It's learned helplessness. The funnest part of teaching for me was getting kids over their learned helplessness. Maybe doing the nickel thing before the exam could be good? Your students sound like a pain, but I think all people want to learn. But many fear trying and failing.

Chris Hugh said...

No no no, you can't expect the fundamentals. Most students don't know fractions, or exponents or so many things. I would give all my students a grade level placement exam. They would generally score as fifth grade. We would fill the holes in their basic knowledge and it made algebra much easier.

Anonymous said...

This Slate article is relevant, and not just to math:

The technological advances of the last 40 years have changed students into religious zealots who believe that the calculator is a god. Consequently, many do not have the ability to think mathematically; they rely on the calculator to solve problems rather than to give numeric results that may or may not be relevant to the problem.

On exams my general chemistry students are permitted a $10 single-line scientific calculator (TI-36, TI-30xa, etc.), nothing more advanced. Their math ability is so poor that about half of those who enroll have trouble solving problems even with such a calculator. They pay no attention to the order of operations, they don't know that one-third is 0.333..., they can't solve t = 0.693/k for k without paper and pencil, some will multiply 2x by 2x and get 4x... or just 4.... They can't even mentally divide a given number by 100! Many of these students are planning to be doctors, dentists, veterinarians...

The "half of those who enroll" isn't an exaggeration. About 1/3 of the initial enrollment does not pass with a satisfactory (A, B, C) grade. The comparatively-good news is that the MDs, DMDs, DVMs will come from the few who actually understand math and science.

Kathie said...

Wholeheartedly second Chris' comment, "The funnest part of teaching for me was getting kids over their learned helplessness."

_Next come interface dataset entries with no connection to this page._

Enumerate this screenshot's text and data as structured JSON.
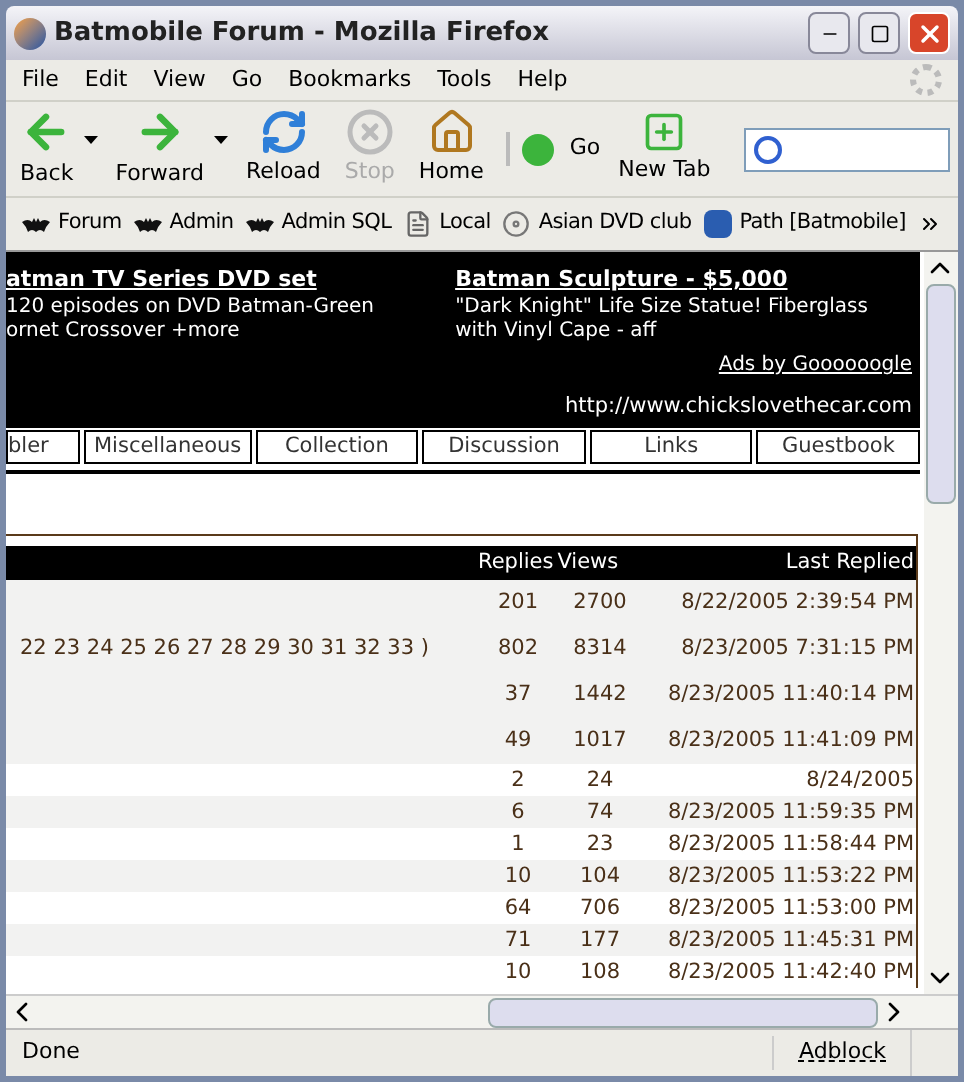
{
  "window": {
    "title": "Batmobile Forum - Mozilla Firefox"
  },
  "menu": [
    "File",
    "Edit",
    "View",
    "Go",
    "Bookmarks",
    "Tools",
    "Help"
  ],
  "toolbar": [
    {
      "label": "Back",
      "kind": "back",
      "disabled": false
    },
    {
      "label": "Forward",
      "kind": "forward",
      "disabled": false
    },
    {
      "label": "Reload",
      "kind": "reload",
      "disabled": false
    },
    {
      "label": "Stop",
      "kind": "stop",
      "disabled": true
    },
    {
      "label": "Home",
      "kind": "home",
      "disabled": false
    },
    {
      "label": "Go",
      "kind": "go",
      "disabled": false
    },
    {
      "label": "New Tab",
      "kind": "newtab",
      "disabled": false
    }
  ],
  "bookmarks": [
    {
      "label": "Forum",
      "kind": "bat"
    },
    {
      "label": "Admin",
      "kind": "bat"
    },
    {
      "label": "Admin SQL",
      "kind": "bat"
    },
    {
      "label": "Local",
      "kind": "page"
    },
    {
      "label": "Asian DVD club",
      "kind": "disc"
    },
    {
      "label": "Path [Batmobile]",
      "kind": "app"
    }
  ],
  "ads": [
    {
      "title": "atman TV Series DVD set",
      "text": "120 episodes on DVD Batman-Green ornet Crossover +more"
    },
    {
      "title": "Batman Sculpture - $5,000",
      "text": "\"Dark Knight\" Life Size Statue! Fiberglass with Vinyl Cape - aff"
    }
  ],
  "ads_by": "Ads by Goooooogle",
  "site_url": "http://www.chickslovethecar.com",
  "nav_tabs": [
    "bler",
    "Miscellaneous",
    "Collection",
    "Discussion",
    "Links",
    "Guestbook"
  ],
  "table": {
    "columns": [
      "Replies",
      "Views",
      "Last Replied"
    ],
    "rows": [
      {
        "topic": "",
        "replies": "201",
        "views": "2700",
        "last": "8/22/2005 2:39:54 PM",
        "shaded": true,
        "kind": "tall"
      },
      {
        "topic": "22 23 24 25 26 27 28 29 30 31 32 33 )",
        "replies": "802",
        "views": "8314",
        "last": "8/23/2005 7:31:15 PM",
        "shaded": true,
        "kind": "tall"
      },
      {
        "topic": "",
        "replies": "37",
        "views": "1442",
        "last": "8/23/2005 11:40:14 PM",
        "shaded": true,
        "kind": "tall"
      },
      {
        "topic": "",
        "replies": "49",
        "views": "1017",
        "last": "8/23/2005 11:41:09 PM",
        "shaded": true,
        "kind": "tall"
      },
      {
        "topic": "",
        "replies": "2",
        "views": "24",
        "last": "8/24/2005",
        "shaded": false,
        "kind": "short"
      },
      {
        "topic": "",
        "replies": "6",
        "views": "74",
        "last": "8/23/2005 11:59:35 PM",
        "shaded": true,
        "kind": "short"
      },
      {
        "topic": "",
        "replies": "1",
        "views": "23",
        "last": "8/23/2005 11:58:44 PM",
        "shaded": false,
        "kind": "short"
      },
      {
        "topic": "",
        "replies": "10",
        "views": "104",
        "last": "8/23/2005 11:53:22 PM",
        "shaded": true,
        "kind": "short"
      },
      {
        "topic": "",
        "replies": "64",
        "views": "706",
        "last": "8/23/2005 11:53:00 PM",
        "shaded": false,
        "kind": "short"
      },
      {
        "topic": "",
        "replies": "71",
        "views": "177",
        "last": "8/23/2005 11:45:31 PM",
        "shaded": true,
        "kind": "short"
      },
      {
        "topic": "",
        "replies": "10",
        "views": "108",
        "last": "8/23/2005 11:42:40 PM",
        "shaded": false,
        "kind": "short"
      }
    ]
  },
  "status_bar": {
    "text": "Done",
    "adblock": "Adblock"
  }
}
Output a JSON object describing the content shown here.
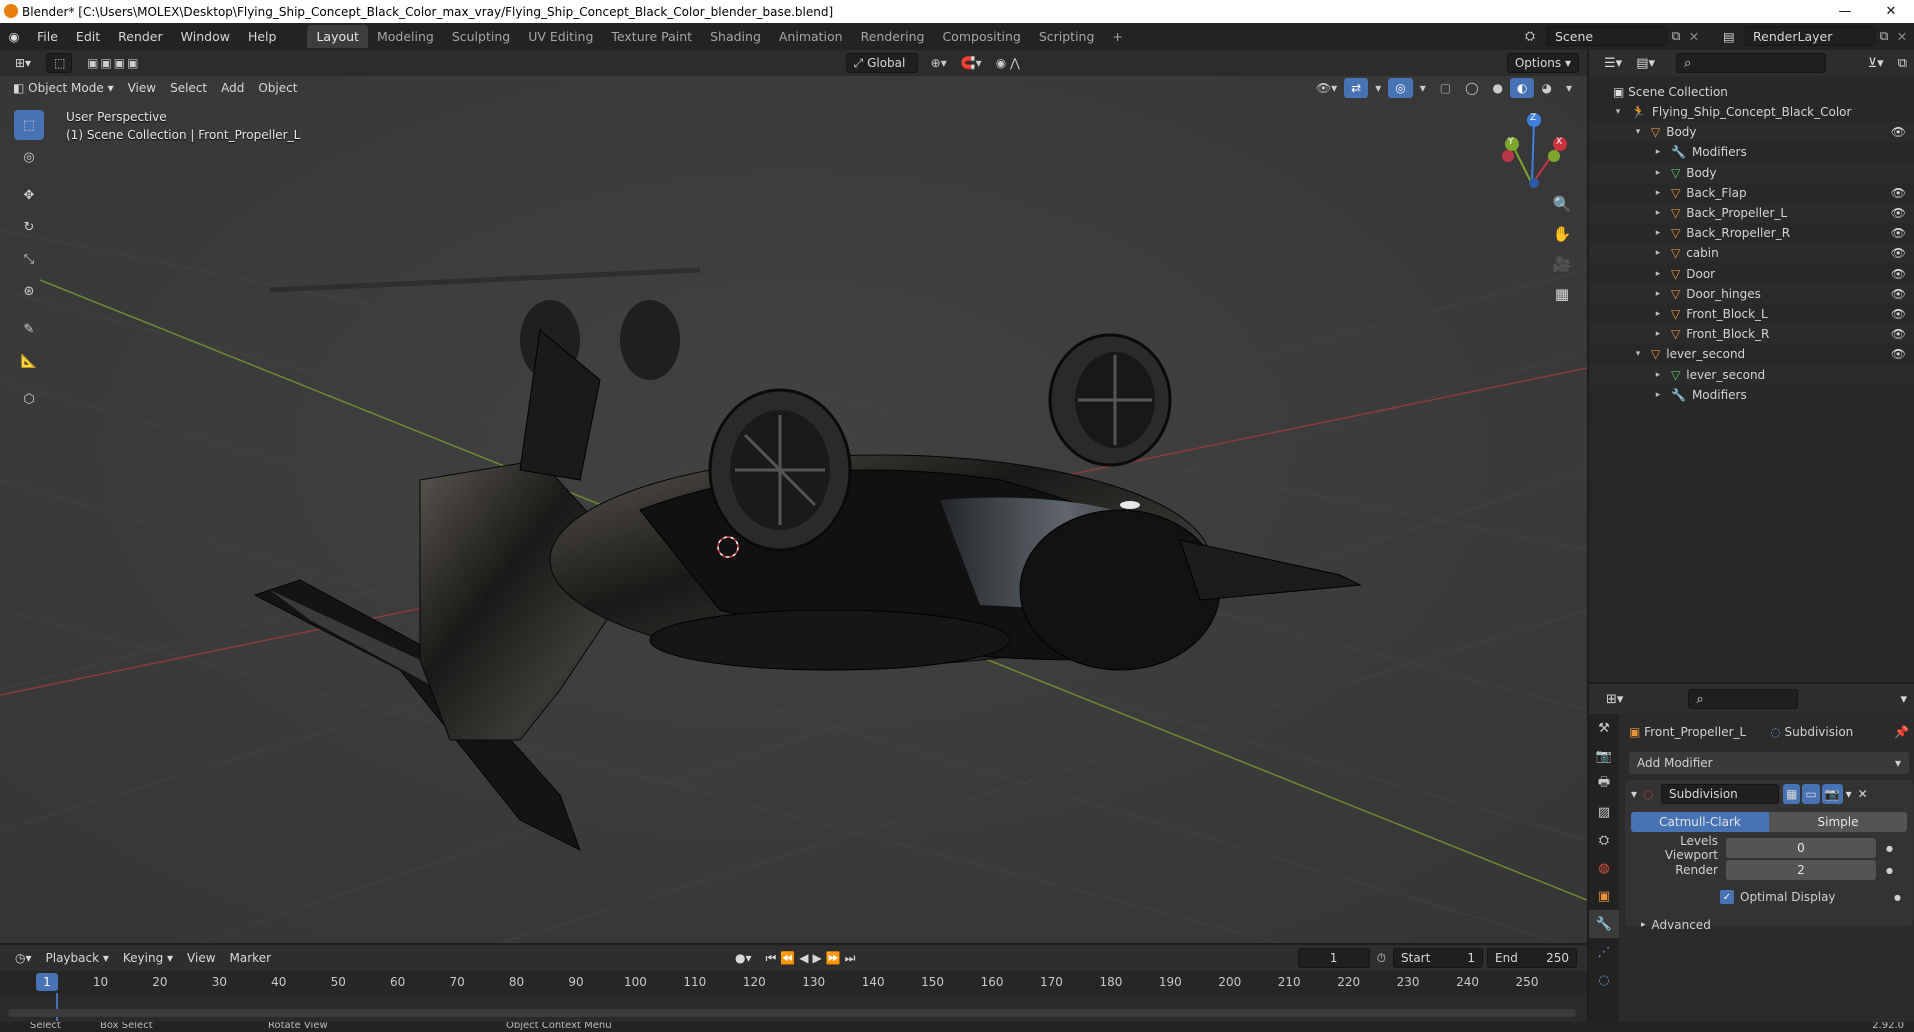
{
  "window": {
    "title": "Blender* [C:\\Users\\MOLEX\\Desktop\\Flying_Ship_Concept_Black_Color_max_vray/Flying_Ship_Concept_Black_Color_blender_base.blend]",
    "minimize": "—",
    "restore": "❐",
    "close": "✕"
  },
  "menu": {
    "items": [
      "File",
      "Edit",
      "Render",
      "Window",
      "Help"
    ],
    "workspaces": [
      "Layout",
      "Modeling",
      "Sculpting",
      "UV Editing",
      "Texture Paint",
      "Shading",
      "Animation",
      "Rendering",
      "Compositing",
      "Scripting"
    ],
    "active_workspace": "Layout",
    "add_workspace": "+",
    "scene_label": "Scene",
    "render_layer_label": "RenderLayer"
  },
  "viewport": {
    "transform_orientation": "Global",
    "options_label": "Options",
    "mode": "Object Mode",
    "menus": [
      "View",
      "Select",
      "Add",
      "Object"
    ],
    "perspective_label": "User Perspective",
    "collection_label": "(1) Scene Collection | Front_Propeller_L",
    "gizmo": {
      "x": "X",
      "y": "Y",
      "z": "Z"
    }
  },
  "outliner": {
    "root": "Scene Collection",
    "rows": [
      {
        "label": "Flying_Ship_Concept_Black_Color",
        "indent": 0,
        "icon": "armature-icon",
        "expanded": true,
        "eye": false
      },
      {
        "label": "Body",
        "indent": 1,
        "icon": "object-icon",
        "expanded": true,
        "eye": true
      },
      {
        "label": "Modifiers",
        "indent": 2,
        "icon": "wrench-icon",
        "expanded": false,
        "eye": false
      },
      {
        "label": "Body",
        "indent": 2,
        "icon": "mesh-icon",
        "expanded": false,
        "eye": false
      },
      {
        "label": "Back_Flap",
        "indent": 2,
        "icon": "object-icon",
        "expanded": false,
        "eye": true
      },
      {
        "label": "Back_Propeller_L",
        "indent": 2,
        "icon": "object-icon",
        "expanded": false,
        "eye": true
      },
      {
        "label": "Back_Rropeller_R",
        "indent": 2,
        "icon": "object-icon",
        "expanded": false,
        "eye": true
      },
      {
        "label": "cabin",
        "indent": 2,
        "icon": "object-icon",
        "expanded": false,
        "eye": true
      },
      {
        "label": "Door",
        "indent": 2,
        "icon": "object-icon",
        "expanded": false,
        "eye": true
      },
      {
        "label": "Door_hinges",
        "indent": 2,
        "icon": "object-icon",
        "expanded": false,
        "eye": true
      },
      {
        "label": "Front_Block_L",
        "indent": 2,
        "icon": "object-icon",
        "expanded": false,
        "eye": true
      },
      {
        "label": "Front_Block_R",
        "indent": 2,
        "icon": "object-icon",
        "expanded": false,
        "eye": true
      },
      {
        "label": "lever_second",
        "indent": 1,
        "icon": "object-icon",
        "expanded": true,
        "eye": true
      },
      {
        "label": "lever_second",
        "indent": 2,
        "icon": "mesh-icon",
        "expanded": false,
        "eye": false
      },
      {
        "label": "Modifiers",
        "indent": 2,
        "icon": "wrench-icon",
        "expanded": false,
        "eye": false
      }
    ]
  },
  "properties": {
    "object_name": "Front_Propeller_L",
    "modifier_breadcrumb": "Subdivision",
    "add_modifier": "Add Modifier",
    "modifier_name": "Subdivision",
    "algorithms": [
      "Catmull-Clark",
      "Simple"
    ],
    "active_algorithm": "Catmull-Clark",
    "levels_viewport_label": "Levels Viewport",
    "levels_viewport_value": "0",
    "render_label": "Render",
    "render_value": "2",
    "optimal_display_label": "Optimal Display",
    "optimal_display_checked": true,
    "advanced_label": "Advanced"
  },
  "timeline": {
    "menus": [
      "Playback",
      "Keying",
      "View",
      "Marker"
    ],
    "current_frame": "1",
    "start_label": "Start",
    "start_value": "1",
    "end_label": "End",
    "end_value": "250",
    "ticks": [
      "1",
      "10",
      "20",
      "30",
      "40",
      "50",
      "60",
      "70",
      "80",
      "90",
      "100",
      "110",
      "120",
      "130",
      "140",
      "150",
      "160",
      "170",
      "180",
      "190",
      "200",
      "210",
      "220",
      "230",
      "240",
      "250"
    ]
  },
  "statusbar": {
    "items": [
      "Select",
      "Box Select",
      "Rotate View",
      "Object Context Menu"
    ],
    "version": "2.92.0"
  },
  "colors": {
    "accent": "#4772b3",
    "object_orange": "#e8923a",
    "mesh_green": "#5fc66c",
    "x_axis": "#c8343e",
    "y_axis": "#7ea62e",
    "z_axis": "#3e7fe0"
  }
}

Would just add that for all the palaver about the pros and cons of enhancing kids' self-esteem, this was the best way I knew how -- because students achieved something actually worth feeling good about themselves!